[Start of section]
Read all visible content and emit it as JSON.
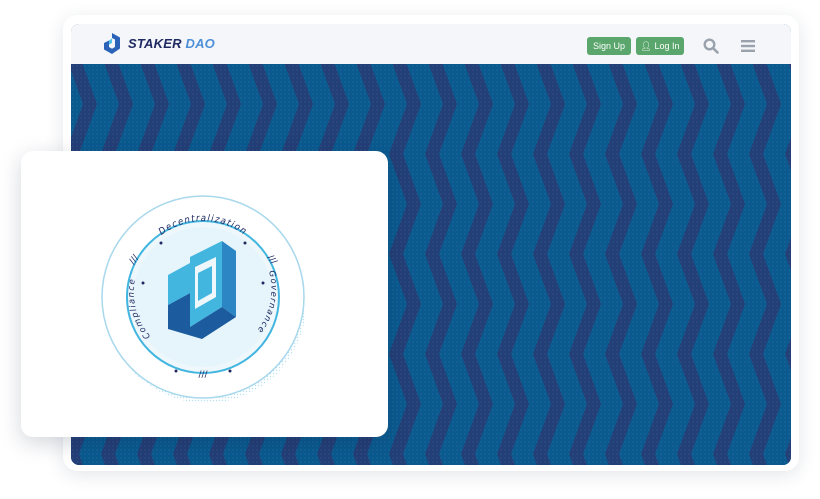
{
  "header": {
    "logo_word_1": "STAKER",
    "logo_word_2": "DAO",
    "signup_label": "Sign Up",
    "login_label": "Log In",
    "icons": [
      "user-icon",
      "search-icon",
      "hamburger-menu-icon"
    ]
  },
  "badge": {
    "top_text": "Decentralization",
    "right_text": "Governance",
    "left_text": "Compliance",
    "mark": "///"
  },
  "colors": {
    "banner_dark": "#233f77",
    "banner_light": "#0a5a8f",
    "button_green": "#5aa66c",
    "logo_navy": "#1f2a63",
    "logo_blue": "#4d8fd8",
    "badge_cyan": "#43b6e0",
    "badge_navy": "#1b5b9e",
    "badge_ring": "#a8d8ec"
  }
}
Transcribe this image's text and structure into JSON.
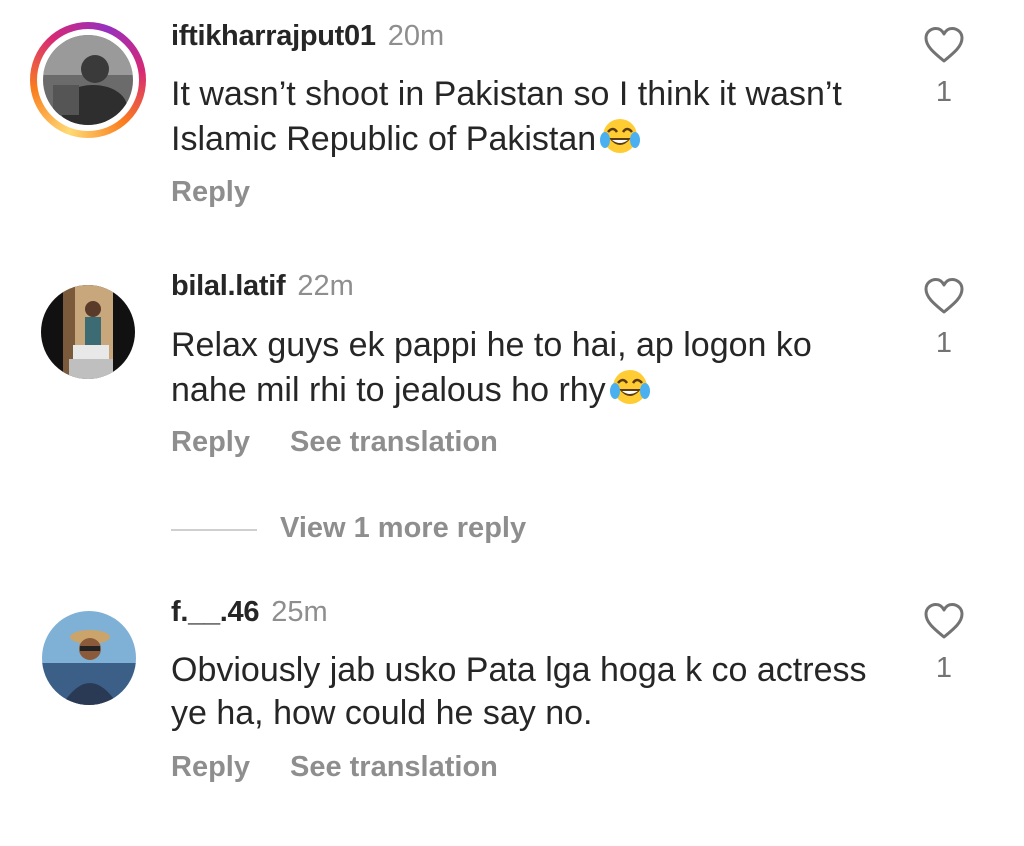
{
  "comments": [
    {
      "username": "iftikharrajput01",
      "time": "20m",
      "text": "It wasn’t shoot in Pakistan so I think it wasn’t Islamic Republic of Pakistan",
      "emoji": "face-with-tears-of-joy",
      "reply_label": "Reply",
      "translation_label": "",
      "likes": "1",
      "has_story": true
    },
    {
      "username": "bilal.latif",
      "time": "22m",
      "text": "Relax guys ek pappi he to hai, ap logon ko nahe mil rhi to jealous ho rhy",
      "emoji": "face-with-tears-of-joy",
      "reply_label": "Reply",
      "translation_label": "See translation",
      "likes": "1",
      "has_story": false
    },
    {
      "username": "f.__.46",
      "time": "25m",
      "text": "Obviously jab usko Pata lga hoga k co actress ye ha, how could he say no.",
      "emoji": "",
      "reply_label": "Reply",
      "translation_label": "See translation",
      "likes": "1",
      "has_story": false
    }
  ],
  "more_replies_label": "View 1 more reply",
  "icons": {
    "like": "heart-outline-icon",
    "emoji": "face-with-tears-of-joy"
  },
  "colors": {
    "text": "#262626",
    "secondary": "#8e8e8e",
    "story_ring": [
      "#feda75",
      "#fa7e1e",
      "#d62976",
      "#962fbf"
    ]
  }
}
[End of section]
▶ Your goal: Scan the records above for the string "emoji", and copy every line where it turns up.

▶ Completed exercise:
      "emoji": "face-with-tears-of-joy",
      "emoji": "face-with-tears-of-joy",
      "emoji": "",
    "emoji": "face-with-tears-of-joy"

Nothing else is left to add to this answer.